Work item - Which lines have the string "true"? Copy all of them from the entries below.

Data extracted from a collection
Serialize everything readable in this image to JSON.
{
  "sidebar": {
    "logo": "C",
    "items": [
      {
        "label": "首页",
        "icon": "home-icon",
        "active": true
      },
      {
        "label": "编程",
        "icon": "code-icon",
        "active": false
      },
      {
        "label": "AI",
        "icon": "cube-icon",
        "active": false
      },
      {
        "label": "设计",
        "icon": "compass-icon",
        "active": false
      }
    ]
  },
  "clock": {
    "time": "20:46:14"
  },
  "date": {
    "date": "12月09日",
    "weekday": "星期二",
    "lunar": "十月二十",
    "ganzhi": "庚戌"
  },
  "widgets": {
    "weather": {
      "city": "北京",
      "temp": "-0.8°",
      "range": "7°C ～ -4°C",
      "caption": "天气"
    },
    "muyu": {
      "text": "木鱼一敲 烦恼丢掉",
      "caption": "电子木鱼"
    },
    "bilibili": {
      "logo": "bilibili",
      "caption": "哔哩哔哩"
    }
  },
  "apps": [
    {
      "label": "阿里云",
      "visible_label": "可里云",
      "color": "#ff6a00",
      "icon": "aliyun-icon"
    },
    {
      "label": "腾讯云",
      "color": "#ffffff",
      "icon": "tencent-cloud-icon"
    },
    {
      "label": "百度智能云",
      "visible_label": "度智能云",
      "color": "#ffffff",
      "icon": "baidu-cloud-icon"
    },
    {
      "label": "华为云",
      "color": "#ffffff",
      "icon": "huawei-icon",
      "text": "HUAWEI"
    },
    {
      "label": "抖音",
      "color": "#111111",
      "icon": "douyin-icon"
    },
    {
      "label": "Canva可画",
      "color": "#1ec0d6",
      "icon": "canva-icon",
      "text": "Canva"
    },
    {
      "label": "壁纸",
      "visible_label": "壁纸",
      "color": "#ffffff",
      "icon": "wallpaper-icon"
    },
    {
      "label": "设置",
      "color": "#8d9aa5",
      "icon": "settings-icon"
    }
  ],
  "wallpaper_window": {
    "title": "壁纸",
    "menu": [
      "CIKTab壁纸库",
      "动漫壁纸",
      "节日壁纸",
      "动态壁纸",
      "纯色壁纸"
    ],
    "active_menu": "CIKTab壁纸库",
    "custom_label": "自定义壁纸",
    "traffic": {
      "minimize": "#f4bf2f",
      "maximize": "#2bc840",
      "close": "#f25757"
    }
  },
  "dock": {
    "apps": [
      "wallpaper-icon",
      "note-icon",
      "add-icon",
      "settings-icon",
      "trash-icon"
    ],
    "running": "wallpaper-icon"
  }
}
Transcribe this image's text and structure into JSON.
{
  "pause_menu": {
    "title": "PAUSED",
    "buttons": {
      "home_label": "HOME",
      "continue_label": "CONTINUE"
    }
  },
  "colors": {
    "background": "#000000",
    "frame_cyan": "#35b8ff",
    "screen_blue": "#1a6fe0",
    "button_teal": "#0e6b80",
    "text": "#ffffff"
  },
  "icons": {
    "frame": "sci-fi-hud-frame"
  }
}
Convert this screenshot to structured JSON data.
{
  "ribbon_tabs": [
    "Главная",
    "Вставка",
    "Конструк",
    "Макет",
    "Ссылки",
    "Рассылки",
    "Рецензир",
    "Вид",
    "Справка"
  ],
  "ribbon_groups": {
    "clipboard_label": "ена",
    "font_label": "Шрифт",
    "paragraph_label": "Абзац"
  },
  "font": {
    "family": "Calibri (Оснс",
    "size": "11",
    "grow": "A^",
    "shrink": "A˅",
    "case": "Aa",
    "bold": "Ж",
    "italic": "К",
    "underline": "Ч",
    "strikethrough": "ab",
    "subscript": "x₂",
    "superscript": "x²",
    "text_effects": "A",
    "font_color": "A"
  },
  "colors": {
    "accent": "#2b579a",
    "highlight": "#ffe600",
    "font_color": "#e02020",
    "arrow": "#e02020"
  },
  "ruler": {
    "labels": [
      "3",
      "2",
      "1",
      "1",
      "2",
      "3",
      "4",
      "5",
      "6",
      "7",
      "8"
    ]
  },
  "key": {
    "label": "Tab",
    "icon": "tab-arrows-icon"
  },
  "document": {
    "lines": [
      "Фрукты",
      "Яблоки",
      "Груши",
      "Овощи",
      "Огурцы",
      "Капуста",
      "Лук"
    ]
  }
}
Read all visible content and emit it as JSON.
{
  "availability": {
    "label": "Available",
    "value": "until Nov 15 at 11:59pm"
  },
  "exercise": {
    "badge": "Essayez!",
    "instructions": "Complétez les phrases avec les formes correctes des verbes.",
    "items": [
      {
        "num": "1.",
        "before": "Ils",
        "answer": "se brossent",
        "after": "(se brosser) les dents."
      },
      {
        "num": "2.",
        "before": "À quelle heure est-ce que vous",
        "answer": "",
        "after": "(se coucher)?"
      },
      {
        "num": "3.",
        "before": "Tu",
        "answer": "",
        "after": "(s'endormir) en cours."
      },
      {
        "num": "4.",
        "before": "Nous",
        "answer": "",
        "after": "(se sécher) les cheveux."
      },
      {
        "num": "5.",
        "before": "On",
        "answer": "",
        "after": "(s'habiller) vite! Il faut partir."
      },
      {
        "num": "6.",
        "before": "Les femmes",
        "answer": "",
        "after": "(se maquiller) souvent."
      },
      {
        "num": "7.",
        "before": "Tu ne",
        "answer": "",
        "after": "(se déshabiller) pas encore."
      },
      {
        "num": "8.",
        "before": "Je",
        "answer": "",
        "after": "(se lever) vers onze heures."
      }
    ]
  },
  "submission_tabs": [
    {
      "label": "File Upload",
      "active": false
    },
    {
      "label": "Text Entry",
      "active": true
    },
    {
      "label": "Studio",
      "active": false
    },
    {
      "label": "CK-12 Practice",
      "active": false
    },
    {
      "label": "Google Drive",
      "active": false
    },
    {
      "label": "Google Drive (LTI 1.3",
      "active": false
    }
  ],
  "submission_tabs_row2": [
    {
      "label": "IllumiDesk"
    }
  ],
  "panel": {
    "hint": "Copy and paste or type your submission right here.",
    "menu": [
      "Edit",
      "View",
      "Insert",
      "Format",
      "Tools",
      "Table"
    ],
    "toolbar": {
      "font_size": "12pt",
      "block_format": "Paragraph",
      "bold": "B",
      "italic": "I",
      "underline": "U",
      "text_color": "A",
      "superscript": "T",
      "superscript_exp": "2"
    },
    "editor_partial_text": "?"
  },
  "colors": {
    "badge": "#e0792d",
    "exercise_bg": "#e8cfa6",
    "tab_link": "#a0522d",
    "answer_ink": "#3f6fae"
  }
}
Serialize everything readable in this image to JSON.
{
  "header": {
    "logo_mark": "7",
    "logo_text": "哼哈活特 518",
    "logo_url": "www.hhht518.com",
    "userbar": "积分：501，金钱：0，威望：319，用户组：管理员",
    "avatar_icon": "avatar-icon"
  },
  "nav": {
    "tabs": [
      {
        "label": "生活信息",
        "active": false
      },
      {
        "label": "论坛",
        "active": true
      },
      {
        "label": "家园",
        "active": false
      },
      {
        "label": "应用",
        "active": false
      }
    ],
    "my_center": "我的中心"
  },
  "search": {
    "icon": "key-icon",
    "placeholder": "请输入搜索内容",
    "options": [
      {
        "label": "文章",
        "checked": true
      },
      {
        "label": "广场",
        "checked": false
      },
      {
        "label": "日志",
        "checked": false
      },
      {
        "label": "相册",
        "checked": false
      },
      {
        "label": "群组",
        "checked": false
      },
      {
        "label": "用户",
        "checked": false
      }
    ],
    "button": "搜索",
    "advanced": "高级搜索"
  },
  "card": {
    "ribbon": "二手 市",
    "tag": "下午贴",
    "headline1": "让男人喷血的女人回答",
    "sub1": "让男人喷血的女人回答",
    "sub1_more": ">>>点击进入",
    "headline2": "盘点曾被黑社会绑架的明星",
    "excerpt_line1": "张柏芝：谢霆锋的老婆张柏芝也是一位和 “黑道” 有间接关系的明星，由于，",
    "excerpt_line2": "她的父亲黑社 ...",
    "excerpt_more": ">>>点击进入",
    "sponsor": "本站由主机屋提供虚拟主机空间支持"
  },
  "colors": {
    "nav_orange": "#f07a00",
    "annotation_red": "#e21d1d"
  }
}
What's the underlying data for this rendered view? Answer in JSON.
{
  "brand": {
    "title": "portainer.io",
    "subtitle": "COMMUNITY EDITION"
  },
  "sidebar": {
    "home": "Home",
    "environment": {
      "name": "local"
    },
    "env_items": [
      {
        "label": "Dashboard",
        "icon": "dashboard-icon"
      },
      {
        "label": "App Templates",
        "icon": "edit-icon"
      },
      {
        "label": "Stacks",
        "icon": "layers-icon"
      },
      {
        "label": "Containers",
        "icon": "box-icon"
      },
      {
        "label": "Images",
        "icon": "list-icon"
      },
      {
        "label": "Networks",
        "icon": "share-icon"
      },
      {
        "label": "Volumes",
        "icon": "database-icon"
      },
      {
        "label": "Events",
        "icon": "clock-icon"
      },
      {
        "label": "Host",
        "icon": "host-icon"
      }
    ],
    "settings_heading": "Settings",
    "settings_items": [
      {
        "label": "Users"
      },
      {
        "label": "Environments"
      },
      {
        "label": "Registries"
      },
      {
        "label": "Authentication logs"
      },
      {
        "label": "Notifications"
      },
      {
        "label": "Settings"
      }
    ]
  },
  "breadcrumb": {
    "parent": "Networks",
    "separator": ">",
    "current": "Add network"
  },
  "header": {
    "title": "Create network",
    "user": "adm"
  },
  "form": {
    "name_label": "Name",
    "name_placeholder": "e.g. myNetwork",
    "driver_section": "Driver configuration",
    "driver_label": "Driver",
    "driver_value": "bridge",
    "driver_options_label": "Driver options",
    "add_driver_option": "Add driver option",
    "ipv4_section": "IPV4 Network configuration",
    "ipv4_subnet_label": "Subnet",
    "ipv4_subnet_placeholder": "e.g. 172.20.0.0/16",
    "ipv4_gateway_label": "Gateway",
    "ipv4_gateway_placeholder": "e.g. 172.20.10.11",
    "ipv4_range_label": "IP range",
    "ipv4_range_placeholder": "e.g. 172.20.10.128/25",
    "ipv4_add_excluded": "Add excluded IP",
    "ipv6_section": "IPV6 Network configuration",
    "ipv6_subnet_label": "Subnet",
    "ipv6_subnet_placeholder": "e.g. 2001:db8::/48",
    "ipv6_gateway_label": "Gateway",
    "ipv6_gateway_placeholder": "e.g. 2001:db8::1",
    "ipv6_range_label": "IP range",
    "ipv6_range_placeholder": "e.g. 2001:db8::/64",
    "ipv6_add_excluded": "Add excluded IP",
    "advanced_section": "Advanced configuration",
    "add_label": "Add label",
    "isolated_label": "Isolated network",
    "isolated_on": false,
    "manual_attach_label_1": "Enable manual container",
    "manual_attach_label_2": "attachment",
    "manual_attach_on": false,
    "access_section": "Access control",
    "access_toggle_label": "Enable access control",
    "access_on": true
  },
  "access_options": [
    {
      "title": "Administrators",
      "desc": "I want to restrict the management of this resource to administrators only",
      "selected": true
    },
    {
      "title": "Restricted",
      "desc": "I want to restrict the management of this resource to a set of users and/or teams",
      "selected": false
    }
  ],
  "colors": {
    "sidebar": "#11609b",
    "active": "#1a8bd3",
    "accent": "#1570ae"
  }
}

Worked solution -
        "active": true
      "active": true
        "active": true
        "checked": true
    "access_on": true
      "selected": true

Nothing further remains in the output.